■ **The problem**
All of the entries are to be repeated exactly, with no pictures included.

■ **Data in this exercise**
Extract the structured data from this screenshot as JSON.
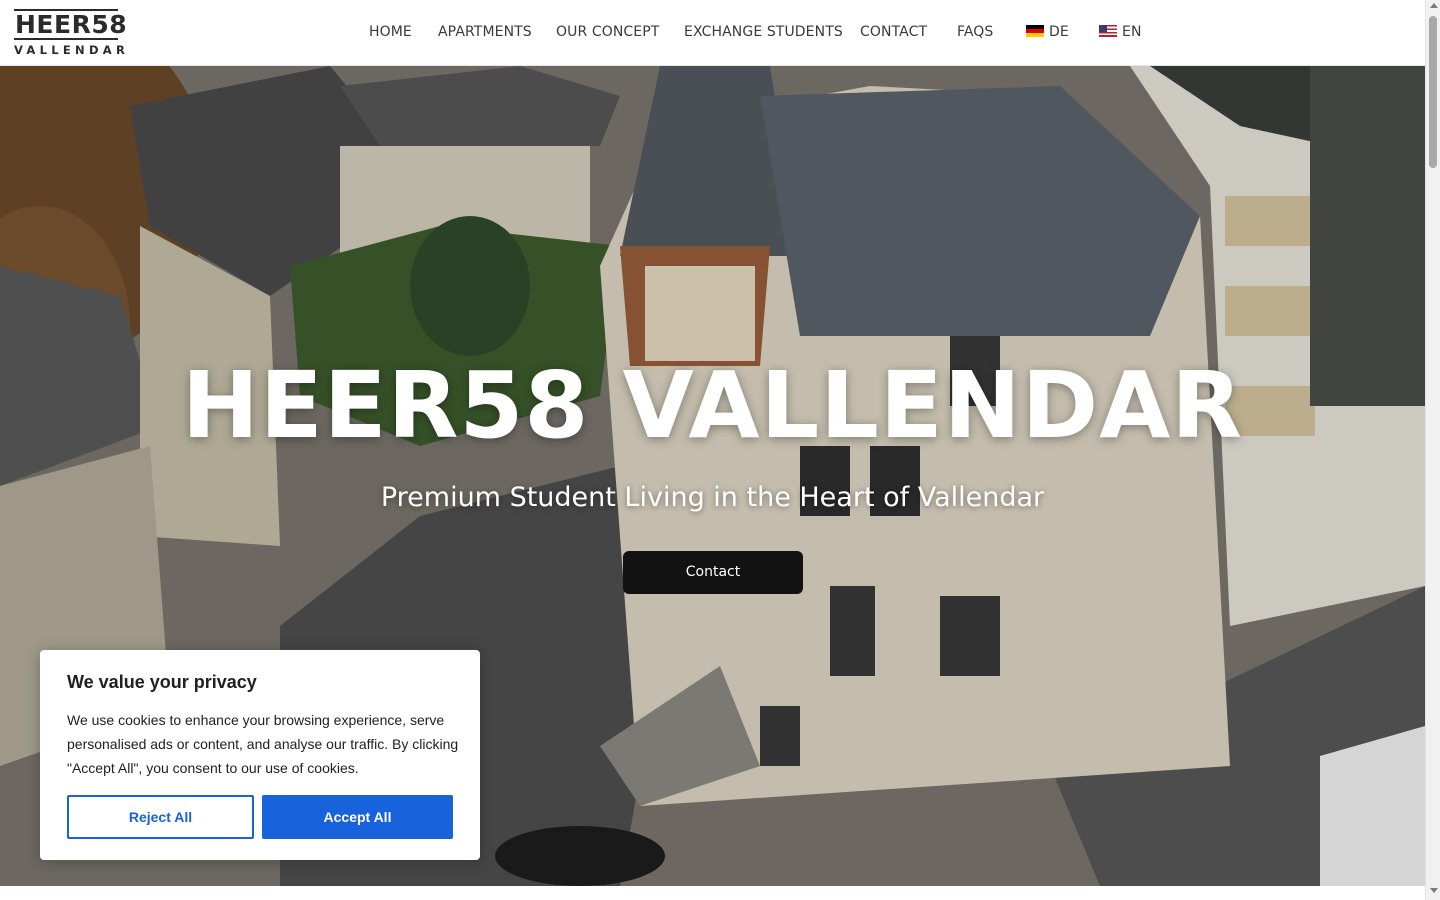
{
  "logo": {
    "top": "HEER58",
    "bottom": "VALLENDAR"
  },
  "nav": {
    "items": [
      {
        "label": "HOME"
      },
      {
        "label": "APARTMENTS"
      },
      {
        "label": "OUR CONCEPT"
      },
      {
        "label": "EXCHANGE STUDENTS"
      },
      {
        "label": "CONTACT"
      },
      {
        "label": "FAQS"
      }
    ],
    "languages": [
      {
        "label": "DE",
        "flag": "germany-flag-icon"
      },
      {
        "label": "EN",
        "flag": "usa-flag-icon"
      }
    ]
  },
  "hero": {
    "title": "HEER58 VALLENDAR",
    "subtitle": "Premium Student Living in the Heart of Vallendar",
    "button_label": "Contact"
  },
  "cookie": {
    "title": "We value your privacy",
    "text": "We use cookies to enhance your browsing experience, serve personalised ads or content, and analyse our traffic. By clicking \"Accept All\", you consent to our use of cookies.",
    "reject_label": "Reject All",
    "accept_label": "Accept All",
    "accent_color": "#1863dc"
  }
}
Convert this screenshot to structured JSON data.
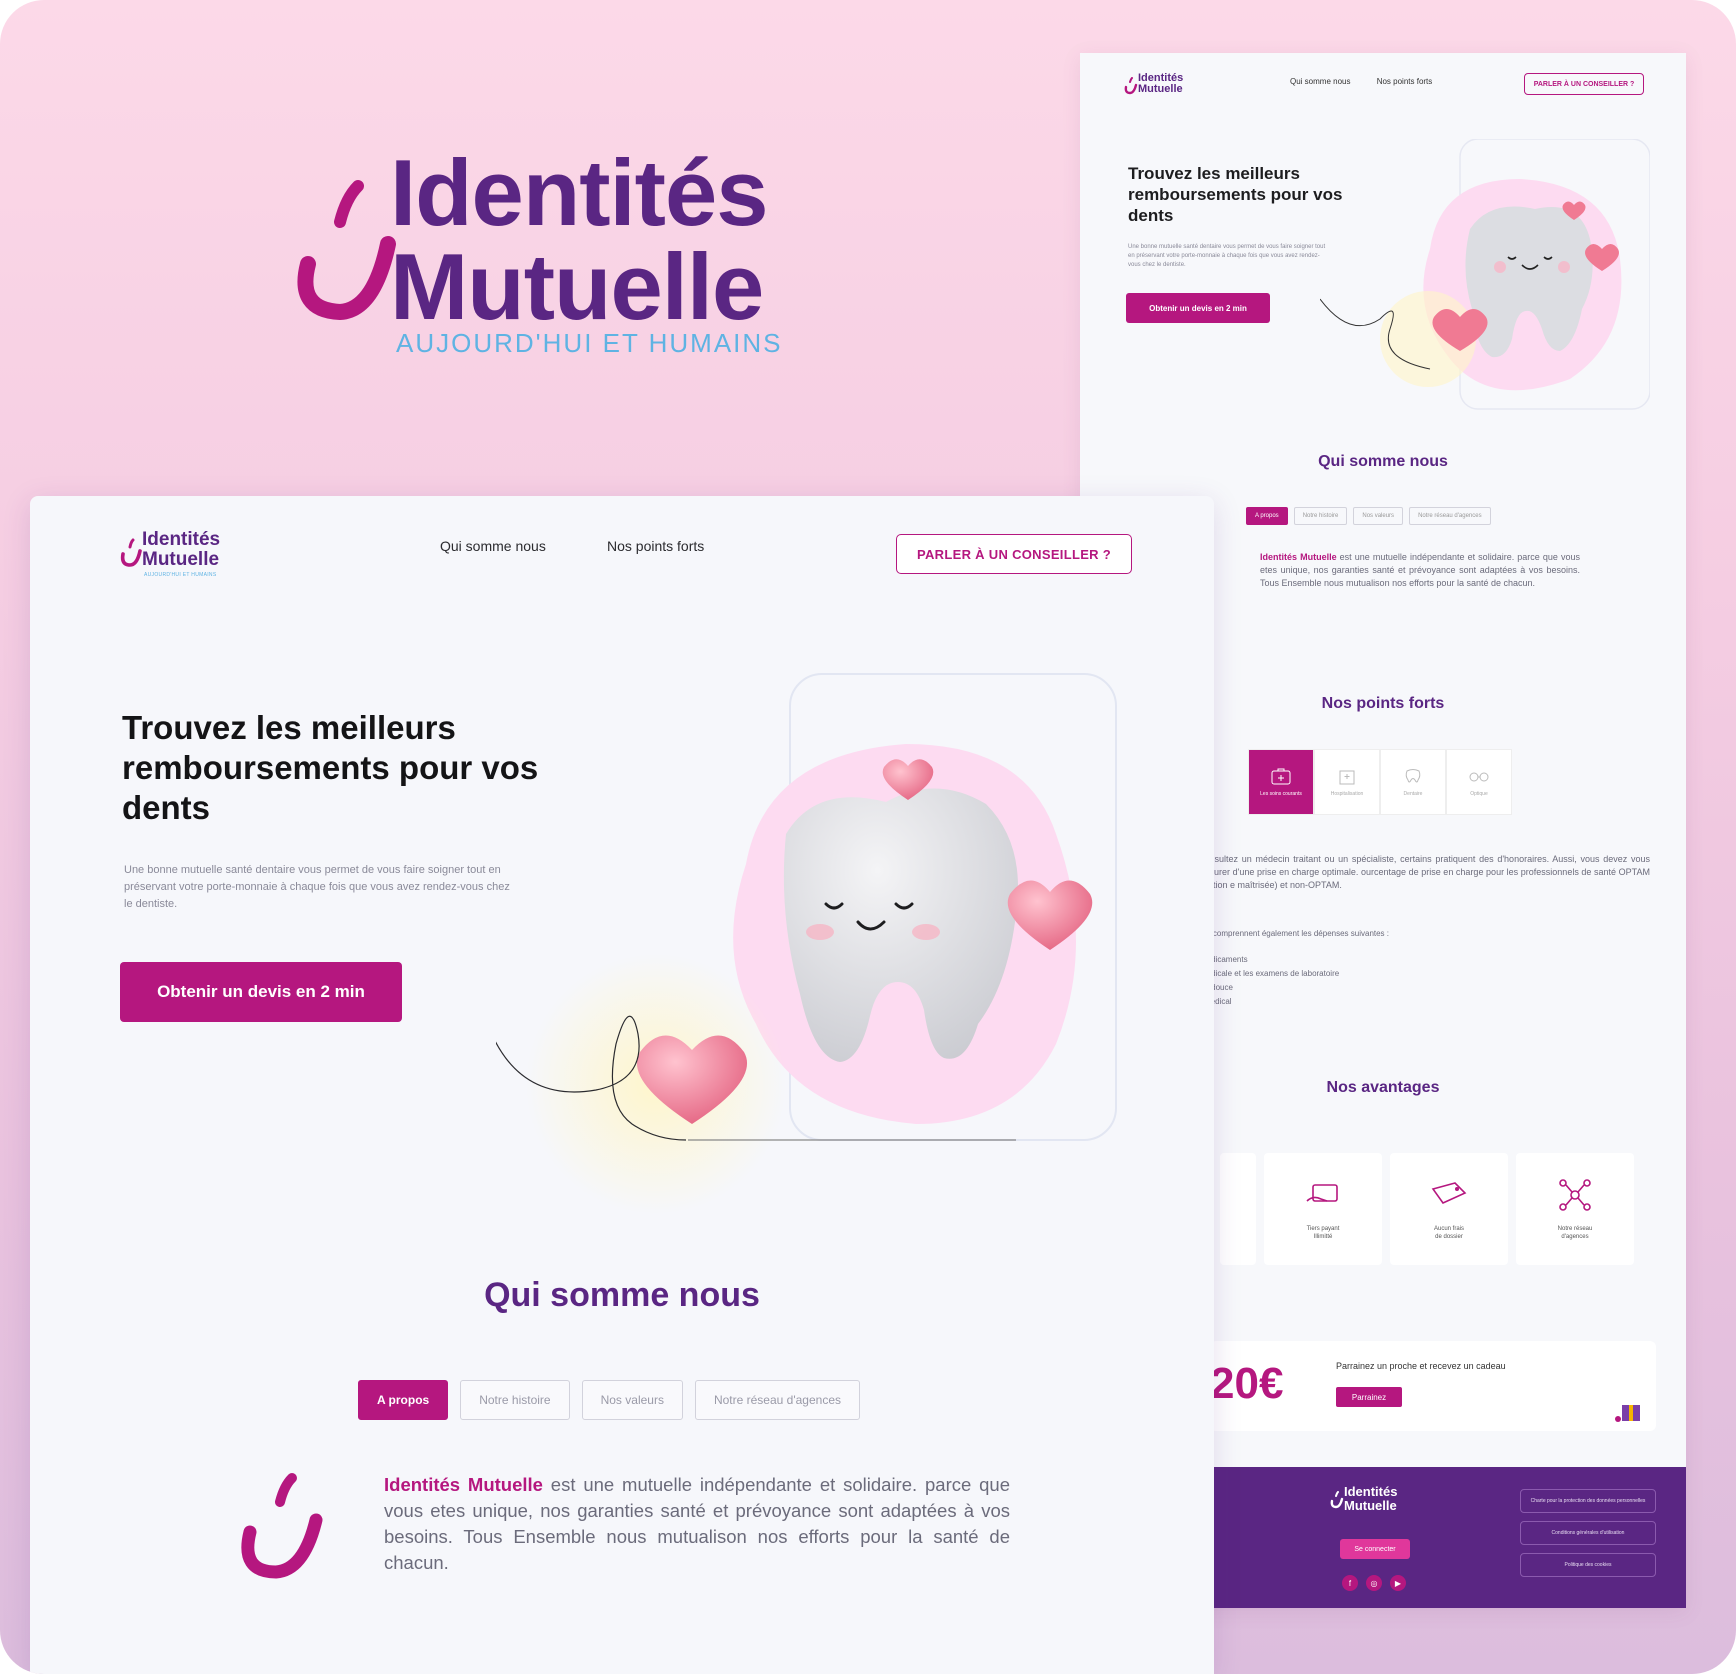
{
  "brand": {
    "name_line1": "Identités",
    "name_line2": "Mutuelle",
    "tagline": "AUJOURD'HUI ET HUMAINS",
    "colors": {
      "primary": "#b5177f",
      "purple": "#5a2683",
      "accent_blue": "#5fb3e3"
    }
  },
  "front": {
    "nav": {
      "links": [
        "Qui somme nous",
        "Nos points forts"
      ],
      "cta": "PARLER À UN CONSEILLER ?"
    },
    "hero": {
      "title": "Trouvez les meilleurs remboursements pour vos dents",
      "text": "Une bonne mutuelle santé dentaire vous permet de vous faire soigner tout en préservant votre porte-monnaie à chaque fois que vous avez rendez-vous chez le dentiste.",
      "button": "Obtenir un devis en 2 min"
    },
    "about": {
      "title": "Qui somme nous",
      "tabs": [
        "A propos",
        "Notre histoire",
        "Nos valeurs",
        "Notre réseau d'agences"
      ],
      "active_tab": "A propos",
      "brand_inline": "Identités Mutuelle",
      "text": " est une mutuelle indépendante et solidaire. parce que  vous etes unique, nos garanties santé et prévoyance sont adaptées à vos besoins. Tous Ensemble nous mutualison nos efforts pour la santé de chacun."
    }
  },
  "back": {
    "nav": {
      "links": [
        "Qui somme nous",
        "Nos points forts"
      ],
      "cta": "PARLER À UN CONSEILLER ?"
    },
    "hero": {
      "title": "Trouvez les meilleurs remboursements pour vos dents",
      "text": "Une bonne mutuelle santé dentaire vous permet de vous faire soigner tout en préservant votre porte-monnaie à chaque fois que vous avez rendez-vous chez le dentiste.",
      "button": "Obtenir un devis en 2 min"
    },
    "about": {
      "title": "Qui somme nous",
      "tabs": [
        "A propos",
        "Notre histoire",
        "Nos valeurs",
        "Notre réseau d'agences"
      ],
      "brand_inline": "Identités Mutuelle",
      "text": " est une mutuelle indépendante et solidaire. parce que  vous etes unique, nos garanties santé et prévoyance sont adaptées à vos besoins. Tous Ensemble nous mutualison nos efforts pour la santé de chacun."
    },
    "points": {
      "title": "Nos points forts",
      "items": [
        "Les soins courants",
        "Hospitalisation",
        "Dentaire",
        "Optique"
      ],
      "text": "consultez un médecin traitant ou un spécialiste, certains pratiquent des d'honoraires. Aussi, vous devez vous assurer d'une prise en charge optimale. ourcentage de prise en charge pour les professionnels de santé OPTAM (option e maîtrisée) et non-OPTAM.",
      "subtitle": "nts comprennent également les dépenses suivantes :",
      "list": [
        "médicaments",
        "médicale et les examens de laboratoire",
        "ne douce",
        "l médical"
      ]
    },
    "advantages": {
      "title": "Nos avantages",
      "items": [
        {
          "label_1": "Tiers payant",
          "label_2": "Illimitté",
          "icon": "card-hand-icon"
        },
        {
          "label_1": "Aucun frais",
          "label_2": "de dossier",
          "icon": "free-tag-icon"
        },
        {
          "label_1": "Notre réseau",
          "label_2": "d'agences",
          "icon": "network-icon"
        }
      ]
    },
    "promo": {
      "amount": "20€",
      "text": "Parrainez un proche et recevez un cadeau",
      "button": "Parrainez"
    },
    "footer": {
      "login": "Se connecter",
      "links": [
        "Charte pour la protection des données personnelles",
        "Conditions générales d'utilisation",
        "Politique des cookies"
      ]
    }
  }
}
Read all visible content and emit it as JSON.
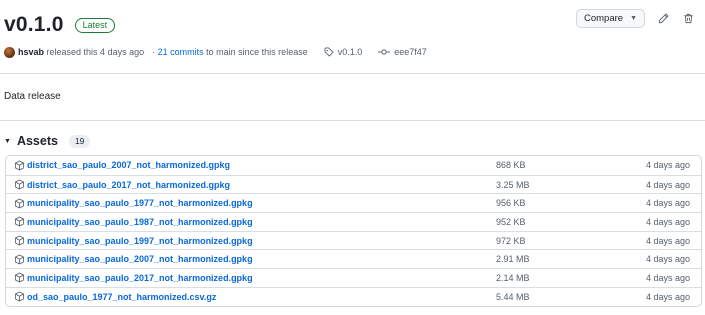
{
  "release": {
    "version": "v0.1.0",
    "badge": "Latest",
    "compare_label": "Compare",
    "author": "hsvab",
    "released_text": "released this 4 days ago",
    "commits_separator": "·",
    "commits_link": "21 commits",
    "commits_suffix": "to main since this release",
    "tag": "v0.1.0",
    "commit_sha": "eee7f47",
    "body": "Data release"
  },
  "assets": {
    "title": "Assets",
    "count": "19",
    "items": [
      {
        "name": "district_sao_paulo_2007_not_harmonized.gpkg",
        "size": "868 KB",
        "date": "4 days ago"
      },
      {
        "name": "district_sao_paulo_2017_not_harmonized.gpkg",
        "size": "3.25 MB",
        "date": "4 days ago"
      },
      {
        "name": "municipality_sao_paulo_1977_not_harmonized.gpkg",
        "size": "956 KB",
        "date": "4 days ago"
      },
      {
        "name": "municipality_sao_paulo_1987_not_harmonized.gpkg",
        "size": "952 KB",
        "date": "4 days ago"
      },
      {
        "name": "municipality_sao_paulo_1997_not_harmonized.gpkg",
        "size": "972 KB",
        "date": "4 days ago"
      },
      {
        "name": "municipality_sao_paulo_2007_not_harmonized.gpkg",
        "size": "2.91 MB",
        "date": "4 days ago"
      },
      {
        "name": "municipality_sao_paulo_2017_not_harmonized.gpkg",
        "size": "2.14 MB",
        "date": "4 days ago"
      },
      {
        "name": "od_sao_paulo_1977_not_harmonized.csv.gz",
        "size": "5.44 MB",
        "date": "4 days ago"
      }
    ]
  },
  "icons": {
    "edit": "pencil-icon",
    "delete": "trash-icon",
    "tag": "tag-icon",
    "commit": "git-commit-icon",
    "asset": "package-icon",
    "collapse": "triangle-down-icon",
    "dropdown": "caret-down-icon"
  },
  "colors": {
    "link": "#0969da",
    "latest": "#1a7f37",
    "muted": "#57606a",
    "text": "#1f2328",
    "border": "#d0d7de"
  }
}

■ **Answer box**
Extract the structured data from this screenshot as JSON.
{
  "logo": {
    "top": "HEER58",
    "bottom": "VALLENDAR"
  },
  "nav": {
    "items": [
      {
        "label": "HOME"
      },
      {
        "label": "APARTMENTS"
      },
      {
        "label": "OUR CONCEPT"
      },
      {
        "label": "EXCHANGE STUDENTS"
      },
      {
        "label": "CONTACT"
      },
      {
        "label": "FAQS"
      }
    ],
    "languages": [
      {
        "label": "DE",
        "flag": "germany-flag-icon"
      },
      {
        "label": "EN",
        "flag": "usa-flag-icon"
      }
    ]
  },
  "hero": {
    "title": "HEER58 VALLENDAR",
    "subtitle": "Premium Student Living in the Heart of Vallendar",
    "button_label": "Contact"
  },
  "cookie": {
    "title": "We value your privacy",
    "text": "We use cookies to enhance your browsing experience, serve personalised ads or content, and analyse our traffic. By clicking \"Accept All\", you consent to our use of cookies.",
    "reject_label": "Reject All",
    "accept_label": "Accept All",
    "accent_color": "#1863dc"
  }
}
Convert this screenshot to structured JSON data.
{
  "brand": {
    "name_line1": "Identités",
    "name_line2": "Mutuelle",
    "tagline": "AUJOURD'HUI ET HUMAINS",
    "colors": {
      "primary": "#b5177f",
      "purple": "#5a2683",
      "accent_blue": "#5fb3e3"
    }
  },
  "front": {
    "nav": {
      "links": [
        "Qui somme nous",
        "Nos points forts"
      ],
      "cta": "PARLER À UN CONSEILLER ?"
    },
    "hero": {
      "title": "Trouvez les meilleurs remboursements pour vos dents",
      "text": "Une bonne mutuelle santé dentaire vous permet de vous faire soigner tout en préservant votre porte-monnaie à chaque fois que vous avez rendez-vous chez le dentiste.",
      "button": "Obtenir un devis en 2 min"
    },
    "about": {
      "title": "Qui somme nous",
      "tabs": [
        "A propos",
        "Notre histoire",
        "Nos valeurs",
        "Notre réseau d'agences"
      ],
      "active_tab": "A propos",
      "brand_inline": "Identités Mutuelle",
      "text": " est une mutuelle indépendante et solidaire. parce que  vous etes unique, nos garanties santé et prévoyance sont adaptées à vos besoins. Tous Ensemble nous mutualison nos efforts pour la santé de chacun."
    }
  },
  "back": {
    "nav": {
      "links": [
        "Qui somme nous",
        "Nos points forts"
      ],
      "cta": "PARLER À UN CONSEILLER ?"
    },
    "hero": {
      "title": "Trouvez les meilleurs remboursements pour vos dents",
      "text": "Une bonne mutuelle santé dentaire vous permet de vous faire soigner tout en préservant votre porte-monnaie à chaque fois que vous avez rendez-vous chez le dentiste.",
      "button": "Obtenir un devis en 2 min"
    },
    "about": {
      "title": "Qui somme nous",
      "tabs": [
        "A propos",
        "Notre histoire",
        "Nos valeurs",
        "Notre réseau d'agences"
      ],
      "brand_inline": "Identités Mutuelle",
      "text": " est une mutuelle indépendante et solidaire. parce que  vous etes unique, nos garanties santé et prévoyance sont adaptées à vos besoins. Tous Ensemble nous mutualison nos efforts pour la santé de chacun."
    },
    "points": {
      "title": "Nos points forts",
      "items": [
        "Les soins courants",
        "Hospitalisation",
        "Dentaire",
        "Optique"
      ],
      "text": "consultez un médecin traitant ou un spécialiste, certains pratiquent des d'honoraires. Aussi, vous devez vous assurer d'une prise en charge optimale. ourcentage de prise en charge pour les professionnels de santé OPTAM (option e maîtrisée) et non-OPTAM.",
      "subtitle": "nts comprennent également les dépenses suivantes :",
      "list": [
        "médicaments",
        "médicale et les examens de laboratoire",
        "ne douce",
        "l médical"
      ]
    },
    "advantages": {
      "title": "Nos avantages",
      "items": [
        {
          "label_1": "Tiers payant",
          "label_2": "Illimitté",
          "icon": "card-hand-icon"
        },
        {
          "label_1": "Aucun frais",
          "label_2": "de dossier",
          "icon": "free-tag-icon"
        },
        {
          "label_1": "Notre réseau",
          "label_2": "d'agences",
          "icon": "network-icon"
        }
      ]
    },
    "promo": {
      "amount": "20€",
      "text": "Parrainez un proche et recevez un cadeau",
      "button": "Parrainez"
    },
    "footer": {
      "login": "Se connecter",
      "links": [
        "Charte pour la protection des données personnelles",
        "Conditions générales d'utilisation",
        "Politique des cookies"
      ]
    }
  }
}
Read all visible content and emit it as JSON.
{
  "release": {
    "version": "v0.1.0",
    "badge": "Latest",
    "compare_label": "Compare",
    "author": "hsvab",
    "released_text": "released this 4 days ago",
    "commits_separator": "·",
    "commits_link": "21 commits",
    "commits_suffix": "to main since this release",
    "tag": "v0.1.0",
    "commit_sha": "eee7f47",
    "body": "Data release"
  },
  "assets": {
    "title": "Assets",
    "count": "19",
    "items": [
      {
        "name": "district_sao_paulo_2007_not_harmonized.gpkg",
        "size": "868 KB",
        "date": "4 days ago"
      },
      {
        "name": "district_sao_paulo_2017_not_harmonized.gpkg",
        "size": "3.25 MB",
        "date": "4 days ago"
      },
      {
        "name": "municipality_sao_paulo_1977_not_harmonized.gpkg",
        "size": "956 KB",
        "date": "4 days ago"
      },
      {
        "name": "municipality_sao_paulo_1987_not_harmonized.gpkg",
        "size": "952 KB",
        "date": "4 days ago"
      },
      {
        "name": "municipality_sao_paulo_1997_not_harmonized.gpkg",
        "size": "972 KB",
        "date": "4 days ago"
      },
      {
        "name": "municipality_sao_paulo_2007_not_harmonized.gpkg",
        "size": "2.91 MB",
        "date": "4 days ago"
      },
      {
        "name": "municipality_sao_paulo_2017_not_harmonized.gpkg",
        "size": "2.14 MB",
        "date": "4 days ago"
      },
      {
        "name": "od_sao_paulo_1977_not_harmonized.csv.gz",
        "size": "5.44 MB",
        "date": "4 days ago"
      }
    ]
  },
  "icons": {
    "edit": "pencil-icon",
    "delete": "trash-icon",
    "tag": "tag-icon",
    "commit": "git-commit-icon",
    "asset": "package-icon",
    "collapse": "triangle-down-icon",
    "dropdown": "caret-down-icon"
  },
  "colors": {
    "link": "#0969da",
    "latest": "#1a7f37",
    "muted": "#57606a",
    "text": "#1f2328",
    "border": "#d0d7de"
  }
}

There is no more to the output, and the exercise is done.